**TASK OBJECTIVE**
Repeat the data that follows verbatim. Images are not part of the copy.

==*==

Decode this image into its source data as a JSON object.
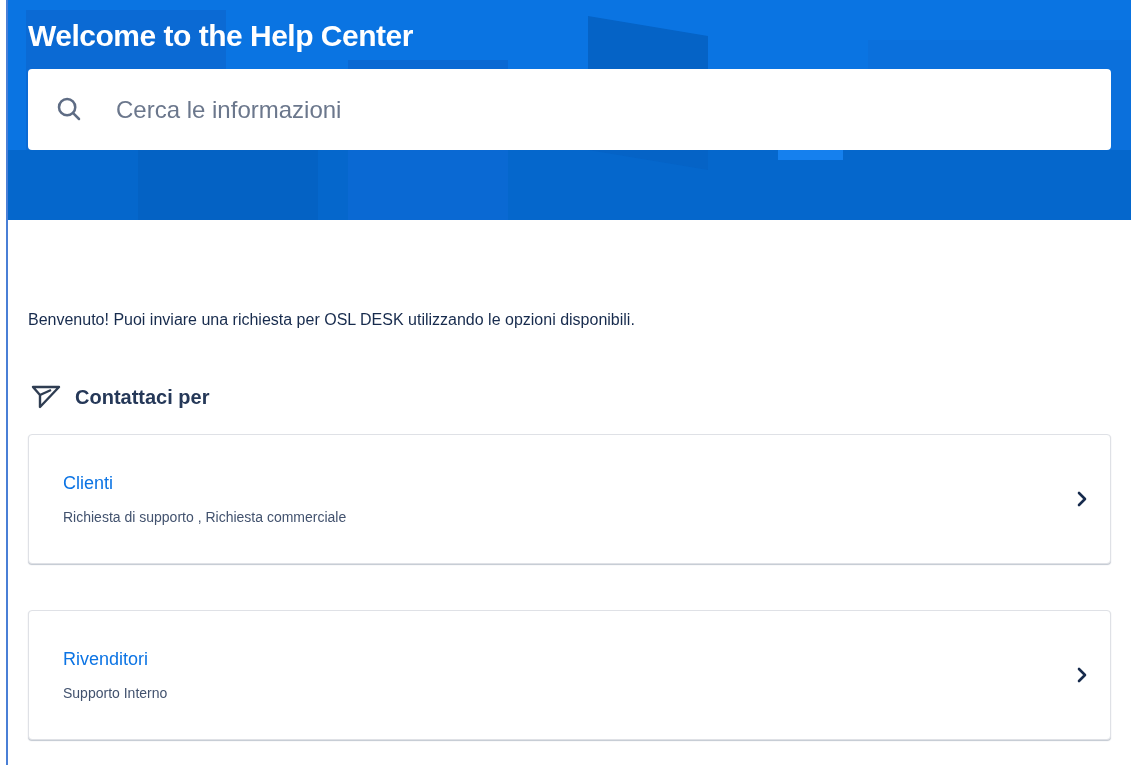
{
  "header": {
    "title": "Welcome to the Help Center"
  },
  "search": {
    "placeholder": "Cerca le informazioni"
  },
  "intro": "Benvenuto! Puoi inviare una richiesta per OSL DESK utilizzando le opzioni disponibili.",
  "contact_section": {
    "title": "Contattaci per",
    "cards": [
      {
        "title": "Clienti",
        "description": "Richiesta di supporto , Richiesta commerciale"
      },
      {
        "title": "Rivenditori",
        "description": "Supporto Interno"
      }
    ]
  }
}
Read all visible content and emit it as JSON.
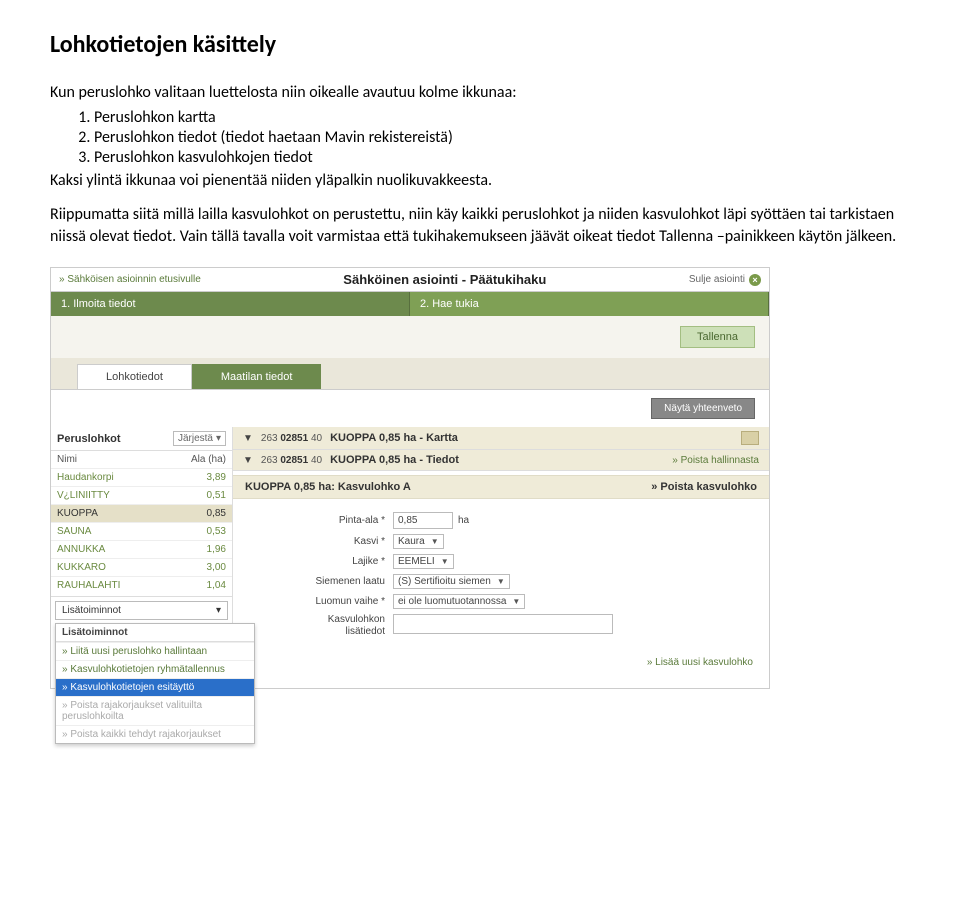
{
  "doc": {
    "title": "Lohkotietojen käsittely",
    "intro1": "Kun peruslohko valitaan luettelosta niin oikealle avautuu kolme ikkunaa:",
    "list": [
      "Peruslohkon kartta",
      "Peruslohkon tiedot (tiedot haetaan Mavin rekistereistä)",
      "Peruslohkon kasvulohkojen tiedot"
    ],
    "intro2": "Kaksi ylintä ikkunaa voi pienentää niiden yläpalkin nuolikuvakkeesta.",
    "para": "Riippumatta siitä millä lailla kasvulohkot on perustettu, niin käy kaikki peruslohkot ja niiden kasvulohkot läpi syöttäen tai tarkistaen niissä olevat tiedot. Vain tällä tavalla voit varmistaa että tukihakemukseen jäävät oikeat tiedot Tallenna –painikkeen käytön jälkeen."
  },
  "ss": {
    "back": "» Sähköisen asioinnin etusivulle",
    "title": "Sähköinen asiointi  -  Päätukihaku",
    "close": "Sulje asiointi",
    "tabs": [
      "1. Ilmoita tiedot",
      "2. Hae tukia"
    ],
    "save": "Tallenna",
    "subtabs": [
      "Lohkotiedot",
      "Maatilan tiedot"
    ],
    "summary": "Näytä yhteenveto",
    "sidebar": {
      "head": "Peruslohkot",
      "sort": "Järjestä",
      "colName": "Nimi",
      "colArea": "Ala (ha)",
      "rows": [
        {
          "name": "Haudankorpi",
          "area": "3,89"
        },
        {
          "name": "V¿LINIITTY",
          "area": "0,51"
        },
        {
          "name": "KUOPPA",
          "area": "0,85",
          "selected": true
        },
        {
          "name": "SAUNA",
          "area": "0,53"
        },
        {
          "name": "ANNUKKA",
          "area": "1,96"
        },
        {
          "name": "KUKKARO",
          "area": "3,00"
        },
        {
          "name": "RAUHALAHTI",
          "area": "1,04"
        }
      ],
      "actions": "Lisätoiminnot",
      "dropdown": {
        "head": "Lisätoiminnot",
        "items": [
          {
            "t": "» Liitä uusi peruslohko hallintaan"
          },
          {
            "t": "» Kasvulohkotietojen ryhmätallennus"
          },
          {
            "t": "» Kasvulohkotietojen esitäyttö",
            "hi": true
          },
          {
            "t": "» Poista rajakorjaukset valituilta peruslohkoilta",
            "muted": true
          },
          {
            "t": "» Poista kaikki tehdyt rajakorjaukset",
            "muted": true
          }
        ]
      }
    },
    "bars": [
      {
        "id1": "263",
        "id2": "02851",
        "id3": "40",
        "label": "KUOPPA 0,85 ha - Kartta",
        "corner": true
      },
      {
        "id1": "263",
        "id2": "02851",
        "id3": "40",
        "label": "KUOPPA 0,85 ha - Tiedot",
        "link": "» Poista hallinnasta"
      }
    ],
    "subhead": {
      "title": "KUOPPA 0,85 ha: Kasvulohko A",
      "link": "» Poista kasvulohko"
    },
    "form": {
      "r1": {
        "label": "Pinta-ala *",
        "value": "0,85",
        "unit": "ha"
      },
      "r2": {
        "label": "Kasvi *",
        "value": "Kaura"
      },
      "r3": {
        "label": "Lajike *",
        "value": "EEMELI"
      },
      "r4": {
        "label": "Siemenen laatu",
        "value": "(S) Sertifioitu siemen"
      },
      "r5": {
        "label": "Luomun vaihe *",
        "value": "ei ole luomutuotannossa"
      },
      "r6a": "Kasvulohkon",
      "r6b": "lisätiedot"
    },
    "addlink": "» Lisää uusi kasvulohko"
  }
}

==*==

**ANSWER FOR THIS EXERCISE**
Decode this image into its source data as a JSON object.
{
  "header": {
    "title": "Welcome to the Help Center"
  },
  "search": {
    "placeholder": "Cerca le informazioni"
  },
  "intro": "Benvenuto! Puoi inviare una richiesta per OSL DESK utilizzando le opzioni disponibili.",
  "contact_section": {
    "title": "Contattaci per",
    "cards": [
      {
        "title": "Clienti",
        "description": "Richiesta di supporto , Richiesta commerciale"
      },
      {
        "title": "Rivenditori",
        "description": "Supporto Interno"
      }
    ]
  }
}
Read all visible content and emit it as JSON.
{
  "doc": {
    "title": "Lohkotietojen käsittely",
    "intro1": "Kun peruslohko valitaan luettelosta niin oikealle avautuu kolme ikkunaa:",
    "list": [
      "Peruslohkon kartta",
      "Peruslohkon tiedot (tiedot haetaan Mavin rekistereistä)",
      "Peruslohkon kasvulohkojen tiedot"
    ],
    "intro2": "Kaksi ylintä ikkunaa voi pienentää niiden yläpalkin nuolikuvakkeesta.",
    "para": "Riippumatta siitä millä lailla kasvulohkot on perustettu, niin käy kaikki peruslohkot ja niiden kasvulohkot läpi syöttäen tai tarkistaen niissä olevat tiedot. Vain tällä tavalla voit varmistaa että tukihakemukseen jäävät oikeat tiedot Tallenna –painikkeen käytön jälkeen."
  },
  "ss": {
    "back": "» Sähköisen asioinnin etusivulle",
    "title": "Sähköinen asiointi  -  Päätukihaku",
    "close": "Sulje asiointi",
    "tabs": [
      "1. Ilmoita tiedot",
      "2. Hae tukia"
    ],
    "save": "Tallenna",
    "subtabs": [
      "Lohkotiedot",
      "Maatilan tiedot"
    ],
    "summary": "Näytä yhteenveto",
    "sidebar": {
      "head": "Peruslohkot",
      "sort": "Järjestä",
      "colName": "Nimi",
      "colArea": "Ala (ha)",
      "rows": [
        {
          "name": "Haudankorpi",
          "area": "3,89"
        },
        {
          "name": "V¿LINIITTY",
          "area": "0,51"
        },
        {
          "name": "KUOPPA",
          "area": "0,85",
          "selected": true
        },
        {
          "name": "SAUNA",
          "area": "0,53"
        },
        {
          "name": "ANNUKKA",
          "area": "1,96"
        },
        {
          "name": "KUKKARO",
          "area": "3,00"
        },
        {
          "name": "RAUHALAHTI",
          "area": "1,04"
        }
      ],
      "actions": "Lisätoiminnot",
      "dropdown": {
        "head": "Lisätoiminnot",
        "items": [
          {
            "t": "» Liitä uusi peruslohko hallintaan"
          },
          {
            "t": "» Kasvulohkotietojen ryhmätallennus"
          },
          {
            "t": "» Kasvulohkotietojen esitäyttö",
            "hi": true
          },
          {
            "t": "» Poista rajakorjaukset valituilta peruslohkoilta",
            "muted": true
          },
          {
            "t": "» Poista kaikki tehdyt rajakorjaukset",
            "muted": true
          }
        ]
      }
    },
    "bars": [
      {
        "id1": "263",
        "id2": "02851",
        "id3": "40",
        "label": "KUOPPA 0,85 ha - Kartta",
        "corner": true
      },
      {
        "id1": "263",
        "id2": "02851",
        "id3": "40",
        "label": "KUOPPA 0,85 ha - Tiedot",
        "link": "» Poista hallinnasta"
      }
    ],
    "subhead": {
      "title": "KUOPPA 0,85 ha: Kasvulohko A",
      "link": "» Poista kasvulohko"
    },
    "form": {
      "r1": {
        "label": "Pinta-ala *",
        "value": "0,85",
        "unit": "ha"
      },
      "r2": {
        "label": "Kasvi *",
        "value": "Kaura"
      },
      "r3": {
        "label": "Lajike *",
        "value": "EEMELI"
      },
      "r4": {
        "label": "Siemenen laatu",
        "value": "(S) Sertifioitu siemen"
      },
      "r5": {
        "label": "Luomun vaihe *",
        "value": "ei ole luomutuotannossa"
      },
      "r6a": "Kasvulohkon",
      "r6b": "lisätiedot"
    },
    "addlink": "» Lisää uusi kasvulohko"
  }
}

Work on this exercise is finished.